Although the Guarani have permanent access to medical care and health professionals working in the villages had received specific training for leprosy, cases were not identified previously and our findings indicate the existence of a cluster of leprosy cases among that population. Additionally, the presence of a multibacillary individual and of another below age 15 are indicative of active infection among the Guarani Indians living in the Angra dos Reis and Paraty region at the moment of the study. Due to the frequent contact between the Indians and the non-Indian population around the villages, in a endemic area for Hansen’s disease2, cases were expected to be found among them. However, an active search was necessary for the identification of the cases. As they are semi-nomad, they could also have been infected in other areas of Brazil. However, Indians from the main affected village (Sapukai) usually migrate from the South Region of Brazil, an area considered of lower prevalence of leprosy2. As not all individuals participated in the survey, it is important to identify all existing cases in the five villages, so we can have a real perspective of the cluster found and leprosy individuals are adequately treated. It should be said that the semi-nomad characteristic of the Guarani may lead to the dissemination of the disease to other Guarani areas in Brazil and abroad. In our opinion, these areas must be assessed for the occurrence of leprosy. Adequate training of indigenous health agents, nurse technicians and other EMSI members, as well as providing the Guarani with information about the disease are key preventive measures that must not be postponed so that leprosy can be controlled among Indians. This is the right moment and the focus on clusters is in accordance with the policies of the Ministry of Health3for leprosy, which state that combating clusters will help reduce even further the appearance of new cases of leprosy.

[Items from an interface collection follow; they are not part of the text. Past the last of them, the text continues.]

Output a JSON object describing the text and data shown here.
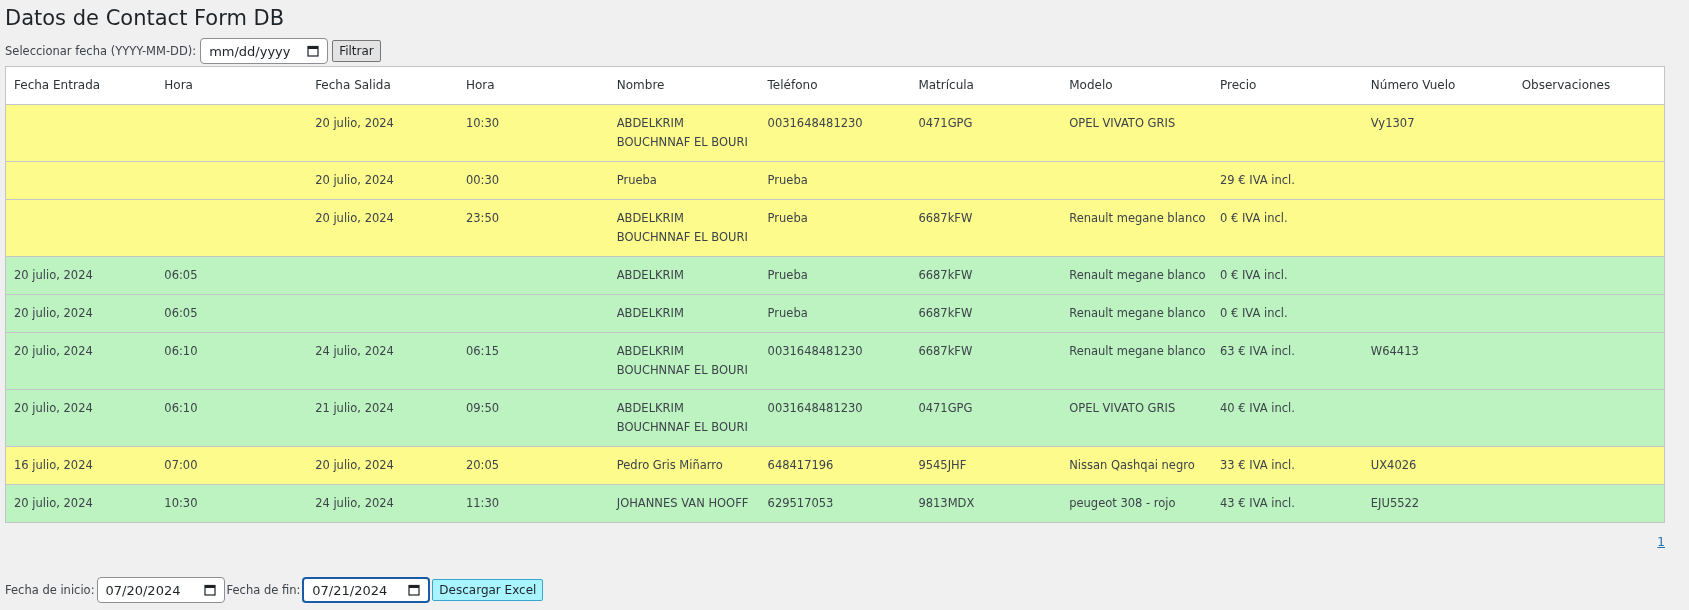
{
  "title": "Datos de Contact Form DB",
  "filter": {
    "label": "Seleccionar fecha (YYYY-MM-DD):",
    "placeholder": "mm/dd/yyyy",
    "button": "Filtrar"
  },
  "table": {
    "columns": [
      "Fecha Entrada",
      "Hora",
      "Fecha Salida",
      "Hora",
      "Nombre",
      "Teléfono",
      "Matrícula",
      "Modelo",
      "Precio",
      "Número Vuelo",
      "Observaciones"
    ],
    "rows": [
      {
        "color": "#fdfb8b",
        "fecha_salida": "20 julio, 2024",
        "hora_salida": "10:30",
        "nombre": "ABDELKRIM BOUCHNNAF EL BOURI",
        "telefono": "0031648481230",
        "matricula": "0471GPG",
        "modelo": "OPEL VIVATO GRIS",
        "vuelo": "Vy1307"
      },
      {
        "color": "#fdfb8b",
        "fecha_salida": "20 julio, 2024",
        "hora_salida": "00:30",
        "nombre": "Prueba",
        "telefono": "Prueba",
        "precio": "29 € IVA incl."
      },
      {
        "color": "#fdfb8b",
        "fecha_salida": "20 julio, 2024",
        "hora_salida": "23:50",
        "nombre": "ABDELKRIM BOUCHNNAF EL BOURI",
        "telefono": "Prueba",
        "matricula": "6687kFW",
        "modelo": "Renault megane blanco",
        "precio": "0 € IVA incl."
      },
      {
        "color": "#bdf3c0",
        "fecha_entrada": "20 julio, 2024",
        "hora_entrada": "06:05",
        "nombre": "ABDELKRIM",
        "telefono": "Prueba",
        "matricula": "6687kFW",
        "modelo": "Renault megane blanco",
        "precio": "0 € IVA incl."
      },
      {
        "color": "#bdf3c0",
        "fecha_entrada": "20 julio, 2024",
        "hora_entrada": "06:05",
        "nombre": "ABDELKRIM",
        "telefono": "Prueba",
        "matricula": "6687kFW",
        "modelo": "Renault megane blanco",
        "precio": "0 € IVA incl."
      },
      {
        "color": "#bdf3c0",
        "fecha_entrada": "20 julio, 2024",
        "hora_entrada": "06:10",
        "fecha_salida": "24 julio, 2024",
        "hora_salida": "06:15",
        "nombre": "ABDELKRIM BOUCHNNAF EL BOURI",
        "telefono": "0031648481230",
        "matricula": "6687kFW",
        "modelo": "Renault megane blanco",
        "precio": "63 € IVA incl.",
        "vuelo": "W64413"
      },
      {
        "color": "#bdf3c0",
        "fecha_entrada": "20 julio, 2024",
        "hora_entrada": "06:10",
        "fecha_salida": "21 julio, 2024",
        "hora_salida": "09:50",
        "nombre": "ABDELKRIM BOUCHNNAF EL BOURI",
        "telefono": "0031648481230",
        "matricula": "0471GPG",
        "modelo": "OPEL VIVATO GRIS",
        "precio": "40 € IVA incl."
      },
      {
        "color": "#fdfb8b",
        "fecha_entrada": "16 julio, 2024",
        "hora_entrada": "07:00",
        "fecha_salida": "20 julio, 2024",
        "hora_salida": "20:05",
        "nombre": "Pedro Gris Miñarro",
        "telefono": "648417196",
        "matricula": "9545JHF",
        "modelo": "Nissan Qashqai negro",
        "precio": "33 € IVA incl.",
        "vuelo": "UX4026"
      },
      {
        "color": "#bdf3c0",
        "fecha_entrada": "20 julio, 2024",
        "hora_entrada": "10:30",
        "fecha_salida": "24 julio, 2024",
        "hora_salida": "11:30",
        "nombre": "JOHANNES VAN HOOFF",
        "telefono": "629517053",
        "matricula": "9813MDX",
        "modelo": "peugeot 308 - rojo",
        "precio": "43 € IVA incl.",
        "vuelo": "EJU5522"
      }
    ]
  },
  "pagination": [
    "1"
  ],
  "export": {
    "start_label": "Fecha de inicio:",
    "start_value": "07/20/2024",
    "end_label": "Fecha de fin:",
    "end_value": "07/21/2024",
    "end_focused": true,
    "button": "Descargar Excel"
  }
}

Fundação Carlos Chagas Filho de Amparo à Pesquisa do Estado do Rio de Janeiro.
2. Ministério da Saúde. Departamento de Vigilância Epidemiológica, Secretaria de Vigilância em Saúde. Hanseníase no Brasil: dados e indicadores selecionados. Programa Nacional de Controle de Hanseníase. Brasília (DF): Ministério da Saúde; 2009. [ Links ]
3. Ministério da Saúde. Programa Nacional de Controle de Hanseníase, Departamento de Vigilância Epidemiológica, Secretaria de Vigilância em Saúde. Vigilância em Saúde: situação epidemiológica da Hanseníase no Brasil. Brasília (DF): Ministério da Saúde; 2009. [ Links ]
Dr. André Reynaldo Santos Périssé
Deptº Ciências Biológicas/ENSP/FIOCRUZ
R. Leopoldo Bulhões 1480
21041-210 Manguinhos, Rio de Janeiro, RJ, Brasil
Phone: 55 21 2598-2584
Received in 28/09/2011
Accepted in 16/05/2012